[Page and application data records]
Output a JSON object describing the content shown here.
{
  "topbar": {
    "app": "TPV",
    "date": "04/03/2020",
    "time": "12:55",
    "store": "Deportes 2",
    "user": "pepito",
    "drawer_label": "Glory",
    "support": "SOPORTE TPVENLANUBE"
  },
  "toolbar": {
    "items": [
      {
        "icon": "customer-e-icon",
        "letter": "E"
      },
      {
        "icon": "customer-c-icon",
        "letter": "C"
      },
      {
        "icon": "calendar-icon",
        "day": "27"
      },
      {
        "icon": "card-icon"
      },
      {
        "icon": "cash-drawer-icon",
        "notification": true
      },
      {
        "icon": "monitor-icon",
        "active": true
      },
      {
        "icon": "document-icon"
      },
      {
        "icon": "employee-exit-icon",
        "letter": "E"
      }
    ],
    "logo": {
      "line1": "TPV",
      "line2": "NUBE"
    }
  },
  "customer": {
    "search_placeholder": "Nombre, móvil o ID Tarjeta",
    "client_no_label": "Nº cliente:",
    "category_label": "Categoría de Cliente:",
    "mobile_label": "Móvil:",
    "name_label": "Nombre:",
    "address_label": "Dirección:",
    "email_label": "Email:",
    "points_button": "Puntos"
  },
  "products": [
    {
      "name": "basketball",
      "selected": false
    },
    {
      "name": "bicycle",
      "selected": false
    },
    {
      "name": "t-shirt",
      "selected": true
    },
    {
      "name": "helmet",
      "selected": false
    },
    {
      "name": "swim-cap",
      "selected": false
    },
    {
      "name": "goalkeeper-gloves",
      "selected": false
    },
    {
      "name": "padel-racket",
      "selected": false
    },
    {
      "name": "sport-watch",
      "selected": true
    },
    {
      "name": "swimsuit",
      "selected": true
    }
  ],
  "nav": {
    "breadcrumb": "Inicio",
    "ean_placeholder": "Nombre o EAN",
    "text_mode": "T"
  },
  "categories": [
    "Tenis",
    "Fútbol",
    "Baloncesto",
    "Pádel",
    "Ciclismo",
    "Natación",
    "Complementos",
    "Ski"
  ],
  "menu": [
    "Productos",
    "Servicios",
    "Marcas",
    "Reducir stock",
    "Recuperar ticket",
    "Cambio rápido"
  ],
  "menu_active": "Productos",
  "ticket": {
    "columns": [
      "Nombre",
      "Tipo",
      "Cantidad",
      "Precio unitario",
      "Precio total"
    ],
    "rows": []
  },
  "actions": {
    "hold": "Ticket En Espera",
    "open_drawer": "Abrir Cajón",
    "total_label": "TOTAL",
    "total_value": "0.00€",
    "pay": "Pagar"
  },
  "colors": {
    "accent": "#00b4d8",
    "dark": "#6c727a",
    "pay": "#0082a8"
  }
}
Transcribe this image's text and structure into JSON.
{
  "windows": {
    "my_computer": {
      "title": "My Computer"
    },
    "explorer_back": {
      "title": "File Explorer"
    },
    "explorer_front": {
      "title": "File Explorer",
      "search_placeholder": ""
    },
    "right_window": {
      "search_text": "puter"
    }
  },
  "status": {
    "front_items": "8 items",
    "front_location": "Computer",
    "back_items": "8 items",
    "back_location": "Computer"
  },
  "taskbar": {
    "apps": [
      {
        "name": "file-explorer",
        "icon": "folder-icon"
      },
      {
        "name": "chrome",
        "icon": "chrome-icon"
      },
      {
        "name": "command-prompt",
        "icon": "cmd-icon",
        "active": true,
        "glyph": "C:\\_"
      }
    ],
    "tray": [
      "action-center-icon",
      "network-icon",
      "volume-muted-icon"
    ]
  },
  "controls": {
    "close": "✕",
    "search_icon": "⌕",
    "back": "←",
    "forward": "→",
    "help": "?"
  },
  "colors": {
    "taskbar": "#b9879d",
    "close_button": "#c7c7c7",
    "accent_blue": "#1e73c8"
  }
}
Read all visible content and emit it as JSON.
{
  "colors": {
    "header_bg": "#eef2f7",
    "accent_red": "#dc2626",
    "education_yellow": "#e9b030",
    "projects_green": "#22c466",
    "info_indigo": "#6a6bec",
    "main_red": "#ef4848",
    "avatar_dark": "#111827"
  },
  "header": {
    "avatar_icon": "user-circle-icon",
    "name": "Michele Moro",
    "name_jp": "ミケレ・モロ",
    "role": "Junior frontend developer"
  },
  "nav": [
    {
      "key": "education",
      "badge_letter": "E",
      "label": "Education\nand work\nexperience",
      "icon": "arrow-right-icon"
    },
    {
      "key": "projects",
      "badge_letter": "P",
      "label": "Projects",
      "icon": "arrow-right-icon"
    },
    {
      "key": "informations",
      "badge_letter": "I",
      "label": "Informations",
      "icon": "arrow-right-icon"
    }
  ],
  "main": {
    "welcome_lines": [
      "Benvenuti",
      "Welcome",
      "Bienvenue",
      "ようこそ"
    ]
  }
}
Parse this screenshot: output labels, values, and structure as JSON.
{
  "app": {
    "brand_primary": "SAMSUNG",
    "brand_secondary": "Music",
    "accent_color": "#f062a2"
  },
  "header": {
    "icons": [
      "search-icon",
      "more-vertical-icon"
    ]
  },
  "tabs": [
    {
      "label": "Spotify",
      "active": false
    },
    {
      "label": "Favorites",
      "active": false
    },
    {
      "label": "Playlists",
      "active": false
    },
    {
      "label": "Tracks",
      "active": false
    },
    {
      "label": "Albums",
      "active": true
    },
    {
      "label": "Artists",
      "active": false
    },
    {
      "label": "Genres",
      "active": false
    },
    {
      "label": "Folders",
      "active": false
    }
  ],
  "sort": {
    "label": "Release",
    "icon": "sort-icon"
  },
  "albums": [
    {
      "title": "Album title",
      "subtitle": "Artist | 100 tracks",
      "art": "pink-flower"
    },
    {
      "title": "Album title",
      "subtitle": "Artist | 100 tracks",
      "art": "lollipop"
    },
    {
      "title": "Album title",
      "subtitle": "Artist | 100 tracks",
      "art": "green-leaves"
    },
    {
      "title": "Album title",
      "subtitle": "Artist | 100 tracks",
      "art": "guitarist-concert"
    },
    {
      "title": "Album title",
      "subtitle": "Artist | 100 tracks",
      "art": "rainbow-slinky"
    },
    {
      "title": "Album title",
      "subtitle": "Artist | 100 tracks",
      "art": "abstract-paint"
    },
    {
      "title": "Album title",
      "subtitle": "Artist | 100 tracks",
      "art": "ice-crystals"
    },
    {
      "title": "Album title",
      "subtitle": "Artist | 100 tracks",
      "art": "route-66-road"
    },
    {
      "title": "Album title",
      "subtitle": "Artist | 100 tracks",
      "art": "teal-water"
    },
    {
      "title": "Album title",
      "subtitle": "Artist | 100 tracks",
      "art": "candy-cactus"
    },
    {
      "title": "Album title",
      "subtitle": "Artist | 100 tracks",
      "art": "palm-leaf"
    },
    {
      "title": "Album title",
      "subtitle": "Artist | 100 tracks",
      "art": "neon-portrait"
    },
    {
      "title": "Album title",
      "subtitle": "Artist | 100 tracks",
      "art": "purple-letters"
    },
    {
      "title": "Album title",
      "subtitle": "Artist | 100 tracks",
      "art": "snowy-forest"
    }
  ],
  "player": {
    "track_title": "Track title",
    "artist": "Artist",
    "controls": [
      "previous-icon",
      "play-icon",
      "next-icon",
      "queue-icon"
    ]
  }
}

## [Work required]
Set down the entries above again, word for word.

## [Exercise output]
Output a JSON object describing the content shown here.
{
  "topbar": {
    "app": "TPV",
    "date": "04/03/2020",
    "time": "12:55",
    "store": "Deportes 2",
    "user": "pepito",
    "drawer_label": "Glory",
    "support": "SOPORTE TPVENLANUBE"
  },
  "toolbar": {
    "items": [
      {
        "icon": "customer-e-icon",
        "letter": "E"
      },
      {
        "icon": "customer-c-icon",
        "letter": "C"
      },
      {
        "icon": "calendar-icon",
        "day": "27"
      },
      {
        "icon": "card-icon"
      },
      {
        "icon": "cash-drawer-icon",
        "notification": true
      },
      {
        "icon": "monitor-icon",
        "active": true
      },
      {
        "icon": "document-icon"
      },
      {
        "icon": "employee-exit-icon",
        "letter": "E"
      }
    ],
    "logo": {
      "line1": "TPV",
      "line2": "NUBE"
    }
  },
  "customer": {
    "search_placeholder": "Nombre, móvil o ID Tarjeta",
    "client_no_label": "Nº cliente:",
    "category_label": "Categoría de Cliente:",
    "mobile_label": "Móvil:",
    "name_label": "Nombre:",
    "address_label": "Dirección:",
    "email_label": "Email:",
    "points_button": "Puntos"
  },
  "products": [
    {
      "name": "basketball",
      "selected": false
    },
    {
      "name": "bicycle",
      "selected": false
    },
    {
      "name": "t-shirt",
      "selected": true
    },
    {
      "name": "helmet",
      "selected": false
    },
    {
      "name": "swim-cap",
      "selected": false
    },
    {
      "name": "goalkeeper-gloves",
      "selected": false
    },
    {
      "name": "padel-racket",
      "selected": false
    },
    {
      "name": "sport-watch",
      "selected": true
    },
    {
      "name": "swimsuit",
      "selected": true
    }
  ],
  "nav": {
    "breadcrumb": "Inicio",
    "ean_placeholder": "Nombre o EAN",
    "text_mode": "T"
  },
  "categories": [
    "Tenis",
    "Fútbol",
    "Baloncesto",
    "Pádel",
    "Ciclismo",
    "Natación",
    "Complementos",
    "Ski"
  ],
  "menu": [
    "Productos",
    "Servicios",
    "Marcas",
    "Reducir stock",
    "Recuperar ticket",
    "Cambio rápido"
  ],
  "menu_active": "Productos",
  "ticket": {
    "columns": [
      "Nombre",
      "Tipo",
      "Cantidad",
      "Precio unitario",
      "Precio total"
    ],
    "rows": []
  },
  "actions": {
    "hold": "Ticket En Espera",
    "open_drawer": "Abrir Cajón",
    "total_label": "TOTAL",
    "total_value": "0.00€",
    "pay": "Pagar"
  },
  "colors": {
    "accent": "#00b4d8",
    "dark": "#6c727a",
    "pay": "#0082a8"
  }
}
Transcribe this image's text and structure into JSON.
{
  "windows": {
    "my_computer": {
      "title": "My Computer"
    },
    "explorer_back": {
      "title": "File Explorer"
    },
    "explorer_front": {
      "title": "File Explorer",
      "search_placeholder": ""
    },
    "right_window": {
      "search_text": "puter"
    }
  },
  "status": {
    "front_items": "8 items",
    "front_location": "Computer",
    "back_items": "8 items",
    "back_location": "Computer"
  },
  "taskbar": {
    "apps": [
      {
        "name": "file-explorer",
        "icon": "folder-icon"
      },
      {
        "name": "chrome",
        "icon": "chrome-icon"
      },
      {
        "name": "command-prompt",
        "icon": "cmd-icon",
        "active": true,
        "glyph": "C:\\_"
      }
    ],
    "tray": [
      "action-center-icon",
      "network-icon",
      "volume-muted-icon"
    ]
  },
  "controls": {
    "close": "✕",
    "search_icon": "⌕",
    "back": "←",
    "forward": "→",
    "help": "?"
  },
  "colors": {
    "taskbar": "#b9879d",
    "close_button": "#c7c7c7",
    "accent_blue": "#1e73c8"
  }
}
Read all visible content and emit it as JSON.
{
  "colors": {
    "header_bg": "#eef2f7",
    "accent_red": "#dc2626",
    "education_yellow": "#e9b030",
    "projects_green": "#22c466",
    "info_indigo": "#6a6bec",
    "main_red": "#ef4848",
    "avatar_dark": "#111827"
  },
  "header": {
    "avatar_icon": "user-circle-icon",
    "name": "Michele Moro",
    "name_jp": "ミケレ・モロ",
    "role": "Junior frontend developer"
  },
  "nav": [
    {
      "key": "education",
      "badge_letter": "E",
      "label": "Education\nand work\nexperience",
      "icon": "arrow-right-icon"
    },
    {
      "key": "projects",
      "badge_letter": "P",
      "label": "Projects",
      "icon": "arrow-right-icon"
    },
    {
      "key": "informations",
      "badge_letter": "I",
      "label": "Informations",
      "icon": "arrow-right-icon"
    }
  ],
  "main": {
    "welcome_lines": [
      "Benvenuti",
      "Welcome",
      "Bienvenue",
      "ようこそ"
    ]
  }
}
Parse this screenshot: output labels, values, and structure as JSON.
{
  "app": {
    "brand_primary": "SAMSUNG",
    "brand_secondary": "Music",
    "accent_color": "#f062a2"
  },
  "header": {
    "icons": [
      "search-icon",
      "more-vertical-icon"
    ]
  },
  "tabs": [
    {
      "label": "Spotify",
      "active": false
    },
    {
      "label": "Favorites",
      "active": false
    },
    {
      "label": "Playlists",
      "active": false
    },
    {
      "label": "Tracks",
      "active": false
    },
    {
      "label": "Albums",
      "active": true
    },
    {
      "label": "Artists",
      "active": false
    },
    {
      "label": "Genres",
      "active": false
    },
    {
      "label": "Folders",
      "active": false
    }
  ],
  "sort": {
    "label": "Release",
    "icon": "sort-icon"
  },
  "albums": [
    {
      "title": "Album title",
      "subtitle": "Artist | 100 tracks",
      "art": "pink-flower"
    },
    {
      "title": "Album title",
      "subtitle": "Artist | 100 tracks",
      "art": "lollipop"
    },
    {
      "title": "Album title",
      "subtitle": "Artist | 100 tracks",
      "art": "green-leaves"
    },
    {
      "title": "Album title",
      "subtitle": "Artist | 100 tracks",
      "art": "guitarist-concert"
    },
    {
      "title": "Album title",
      "subtitle": "Artist | 100 tracks",
      "art": "rainbow-slinky"
    },
    {
      "title": "Album title",
      "subtitle": "Artist | 100 tracks",
      "art": "abstract-paint"
    },
    {
      "title": "Album title",
      "subtitle": "Artist | 100 tracks",
      "art": "ice-crystals"
    },
    {
      "title": "Album title",
      "subtitle": "Artist | 100 tracks",
      "art": "route-66-road"
    },
    {
      "title": "Album title",
      "subtitle": "Artist | 100 tracks",
      "art": "teal-water"
    },
    {
      "title": "Album title",
      "subtitle": "Artist | 100 tracks",
      "art": "candy-cactus"
    },
    {
      "title": "Album title",
      "subtitle": "Artist | 100 tracks",
      "art": "palm-leaf"
    },
    {
      "title": "Album title",
      "subtitle": "Artist | 100 tracks",
      "art": "neon-portrait"
    },
    {
      "title": "Album title",
      "subtitle": "Artist | 100 tracks",
      "art": "purple-letters"
    },
    {
      "title": "Album title",
      "subtitle": "Artist | 100 tracks",
      "art": "snowy-forest"
    }
  ],
  "player": {
    "track_title": "Track title",
    "artist": "Artist",
    "controls": [
      "previous-icon",
      "play-icon",
      "next-icon",
      "queue-icon"
    ]
  }
}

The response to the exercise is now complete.